The pathogenesis of HIV-associated nephropathy

Adv Chronic Kidney Dis. 2010 Jan;17(1):36-43. doi: 10.1053/j.ackd.2009.08.012.


HIV-associated nephropathy (HIVAN) is one of the leading causes of ESRD in HIV-1-seropositive patients. Patients typically present with heavy proteinuria and chronic renal failure with pathologic findings of collapsing focal segmental glomerulosclerosis (FSGS). The disease is caused by direct infection of renal epithelial cells by HIV-1 in a genetically susceptible host. The genetic factors responsible for the susceptibility to HIVAN among blacks include a noncoding variant in the podocyte-expressed gene nonmuscle myosin, heavy chain 9 (MYH9) as well as other genes yet to be identified. Podocyte and tubular dysfunction results from the expression of viral genes, in particular nef and vpr, and the subsequent dysregulation of numerous host factors, including critical signaling pathways, inflammatory mediators, and others. The identification of these factors has the potential to provide novel therapeutic targets to prevent and treat this important disease.

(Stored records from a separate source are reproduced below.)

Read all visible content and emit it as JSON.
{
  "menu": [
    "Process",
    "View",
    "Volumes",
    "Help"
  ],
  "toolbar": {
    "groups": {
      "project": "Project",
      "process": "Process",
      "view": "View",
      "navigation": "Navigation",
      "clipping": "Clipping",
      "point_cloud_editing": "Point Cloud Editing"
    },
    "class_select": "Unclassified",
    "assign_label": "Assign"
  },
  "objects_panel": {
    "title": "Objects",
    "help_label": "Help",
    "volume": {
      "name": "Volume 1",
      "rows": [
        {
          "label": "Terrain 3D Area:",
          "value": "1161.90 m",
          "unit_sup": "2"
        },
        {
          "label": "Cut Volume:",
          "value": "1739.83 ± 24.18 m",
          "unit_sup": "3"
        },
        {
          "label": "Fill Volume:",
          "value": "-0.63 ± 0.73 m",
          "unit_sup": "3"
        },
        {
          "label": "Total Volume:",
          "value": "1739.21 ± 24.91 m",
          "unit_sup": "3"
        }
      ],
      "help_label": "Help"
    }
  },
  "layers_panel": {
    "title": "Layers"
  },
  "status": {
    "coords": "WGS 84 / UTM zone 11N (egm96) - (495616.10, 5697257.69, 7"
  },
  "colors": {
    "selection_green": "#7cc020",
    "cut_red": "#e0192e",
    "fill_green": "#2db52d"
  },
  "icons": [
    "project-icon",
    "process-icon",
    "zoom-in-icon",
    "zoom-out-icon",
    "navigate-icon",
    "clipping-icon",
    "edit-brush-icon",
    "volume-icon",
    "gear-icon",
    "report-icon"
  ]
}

Publication types

  • Review

MeSH terms

  • AIDS-Associated Nephropathy / etiology*
  • AIDS-Associated Nephropathy / pathology
  • Glomerulosclerosis, Focal Segmental / etiology*
  • Glomerulosclerosis, Focal Segmental / pathology
  • Glomerulosclerosis, Focal Segmental / virology*
  • Humans
  • Kidney Failure, Chronic / etiology*
  • Kidney Failure, Chronic / pathology
  • Kidney Failure, Chronic / virology*
  • Podocytes / pathology